The 1000s tank mouse has that fantastic 90-degree connector where the case designer, Howard Stolz, actually paid attention to glorious little aesthetic details that the future big-box Amigas lack (IMO). The tank mouse that came in the box has pretty bad yellowing on one side, and the thing tracks like a pickup truck driving down a dirt road. The good news is I have 3 tank mice, all in excellent condition. So I'll be using one of those and simply swapping out the connector cable.
The case and keyboard are pretty dirty, but that's an easily solved situation. The case itself has some signs of yellowing, too. I can see where an old Amiga monitor used to sit on top it. That's not as easy a problem to solve. I'm not a huge retr0bright fan, but it may come to that later this summer.
This Amiga also came with its original manual and Kickstart/Workbench disks (1.1!). Thankfully, it also came with the "expansion set" of 1.3 disks. Whew! It also came with a "free disk" made my Electronic Arts called Kaleidoscope, which apparently is a sample disk of a program called Polyscope - basically an electronic kaleidoscope.
Inside the box is also an external floppy drive.
After plugging everything up, I held my breath and flicked on the power button. The machine was so quiet at first I thought it was dead. Then I noticed the red power light was on. After a few moments a Kickstart request screen popped up! Whew!!
I put in the KS 1.3 disk. Boom! The internal floppy started crunching nicely and its red light shone brightly. Next the screen switched to a WB request screen, so I put in the WB 1.3 disk.
All was well! The Amiga looked back at me, ready to get to work.
The auction didn't mention this, but this particular machine had its RAM expanded: 256KB Commodore RAM behind the front cover, and an additional 512KB on the side. Pretty cool! That means this 1000 has 1MB of RAM (apx 900kb free with WB loaded) which is pretty much what most "top-end" games require. Sweet!
I then ran and got my two Bard's Tale disks.
I shut the machine down and hooked up the external floppy drive. I re-inserted the Kickstart disk into the machine and fired her up again. Crunch-cruch. Then I inserted Bard's Tale into the drive instead of Workbench, and put the character disk into the external drive. Crunch-crunch. Bard's Tale fired right up! But hang on... it can't seem my 2nd drive for some reason.
I spent the next 20 minutes loading workbench trying to hit DF1, but it doesn't see it.
I took the drive to my Amiga 2000 and it saw it right away.

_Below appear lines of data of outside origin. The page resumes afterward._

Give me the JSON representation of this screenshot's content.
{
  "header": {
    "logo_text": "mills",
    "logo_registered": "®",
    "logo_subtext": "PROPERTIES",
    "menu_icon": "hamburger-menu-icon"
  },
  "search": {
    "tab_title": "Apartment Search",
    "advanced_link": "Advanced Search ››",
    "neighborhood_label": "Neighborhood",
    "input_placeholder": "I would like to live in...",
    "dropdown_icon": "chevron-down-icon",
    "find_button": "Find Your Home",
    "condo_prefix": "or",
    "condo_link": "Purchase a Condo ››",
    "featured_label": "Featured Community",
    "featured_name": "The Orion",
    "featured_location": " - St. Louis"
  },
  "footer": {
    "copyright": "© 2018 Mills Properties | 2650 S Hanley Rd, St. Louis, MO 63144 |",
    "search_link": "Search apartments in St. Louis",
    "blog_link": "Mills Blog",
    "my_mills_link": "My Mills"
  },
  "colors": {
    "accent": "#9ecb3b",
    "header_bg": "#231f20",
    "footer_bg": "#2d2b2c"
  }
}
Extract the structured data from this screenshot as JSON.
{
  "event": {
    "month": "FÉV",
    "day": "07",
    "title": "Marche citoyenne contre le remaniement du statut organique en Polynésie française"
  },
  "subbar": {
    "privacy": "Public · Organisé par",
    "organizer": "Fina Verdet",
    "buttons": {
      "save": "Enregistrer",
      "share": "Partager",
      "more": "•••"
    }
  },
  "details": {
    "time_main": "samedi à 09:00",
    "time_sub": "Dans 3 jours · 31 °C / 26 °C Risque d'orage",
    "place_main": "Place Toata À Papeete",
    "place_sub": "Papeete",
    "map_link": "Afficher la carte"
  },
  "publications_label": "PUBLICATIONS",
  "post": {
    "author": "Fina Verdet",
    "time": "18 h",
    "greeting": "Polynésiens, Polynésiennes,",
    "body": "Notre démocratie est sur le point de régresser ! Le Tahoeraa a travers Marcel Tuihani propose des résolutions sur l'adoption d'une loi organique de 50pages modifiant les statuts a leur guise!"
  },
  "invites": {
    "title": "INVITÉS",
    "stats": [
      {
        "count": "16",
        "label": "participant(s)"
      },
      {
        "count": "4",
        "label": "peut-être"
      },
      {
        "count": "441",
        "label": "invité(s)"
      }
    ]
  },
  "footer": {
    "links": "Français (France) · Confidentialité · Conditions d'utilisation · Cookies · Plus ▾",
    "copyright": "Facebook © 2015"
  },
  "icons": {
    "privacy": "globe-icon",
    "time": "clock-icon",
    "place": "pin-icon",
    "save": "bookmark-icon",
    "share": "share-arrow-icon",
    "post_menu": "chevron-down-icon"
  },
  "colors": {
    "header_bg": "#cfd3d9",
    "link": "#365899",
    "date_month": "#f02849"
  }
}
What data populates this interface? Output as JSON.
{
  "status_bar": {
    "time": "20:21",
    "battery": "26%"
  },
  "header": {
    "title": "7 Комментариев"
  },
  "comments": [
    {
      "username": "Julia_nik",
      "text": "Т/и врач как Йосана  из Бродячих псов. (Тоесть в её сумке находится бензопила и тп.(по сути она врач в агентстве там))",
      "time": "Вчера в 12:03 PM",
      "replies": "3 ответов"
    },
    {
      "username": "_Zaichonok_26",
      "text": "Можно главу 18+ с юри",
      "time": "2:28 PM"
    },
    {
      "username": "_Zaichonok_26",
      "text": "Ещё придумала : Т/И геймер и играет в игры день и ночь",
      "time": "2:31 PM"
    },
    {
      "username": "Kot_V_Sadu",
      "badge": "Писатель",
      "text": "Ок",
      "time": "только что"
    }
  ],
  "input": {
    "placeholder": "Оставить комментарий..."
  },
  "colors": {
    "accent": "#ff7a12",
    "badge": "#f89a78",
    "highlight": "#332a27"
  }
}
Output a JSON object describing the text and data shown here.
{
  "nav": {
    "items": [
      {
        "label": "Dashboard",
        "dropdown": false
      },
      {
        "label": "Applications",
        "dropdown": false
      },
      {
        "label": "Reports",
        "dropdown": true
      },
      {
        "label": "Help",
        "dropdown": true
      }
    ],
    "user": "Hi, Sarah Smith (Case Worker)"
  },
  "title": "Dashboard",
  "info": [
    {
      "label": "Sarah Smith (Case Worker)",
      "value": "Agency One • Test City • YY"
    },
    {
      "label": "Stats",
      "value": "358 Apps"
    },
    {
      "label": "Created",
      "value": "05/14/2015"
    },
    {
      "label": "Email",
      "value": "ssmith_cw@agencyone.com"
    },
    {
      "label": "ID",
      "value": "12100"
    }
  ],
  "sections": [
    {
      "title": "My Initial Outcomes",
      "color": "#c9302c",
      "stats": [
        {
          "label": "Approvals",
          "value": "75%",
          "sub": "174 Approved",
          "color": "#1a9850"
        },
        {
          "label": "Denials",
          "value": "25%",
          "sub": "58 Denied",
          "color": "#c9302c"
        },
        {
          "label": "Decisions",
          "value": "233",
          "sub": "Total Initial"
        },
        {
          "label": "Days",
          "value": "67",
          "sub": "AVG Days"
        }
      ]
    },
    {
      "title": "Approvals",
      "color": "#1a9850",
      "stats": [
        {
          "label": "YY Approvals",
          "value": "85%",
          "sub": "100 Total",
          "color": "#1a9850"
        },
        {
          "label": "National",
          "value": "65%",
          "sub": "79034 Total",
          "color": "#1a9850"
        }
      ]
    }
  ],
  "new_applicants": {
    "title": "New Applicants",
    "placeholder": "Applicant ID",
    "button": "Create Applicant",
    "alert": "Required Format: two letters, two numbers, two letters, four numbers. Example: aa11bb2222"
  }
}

So for some reason, the drive won't mount on the 1000. That's a problem. I hope it isn't the CIA chip. I have some additional drives that I'm going to try and hook up to this thing, including an original never-used 1010. If that doesn't work, then 1) either there is some sort of DF1: mount command I need to learn and put into ... somewhere or 2) something goofy is going on with the external drive port, which would really surprise me, and suck.
For now, though, I'm going to start cleaning this thing, and later on pull the case off. I can't wait to see the signatures of Jay Miner and Mitchy, his dog, inside there!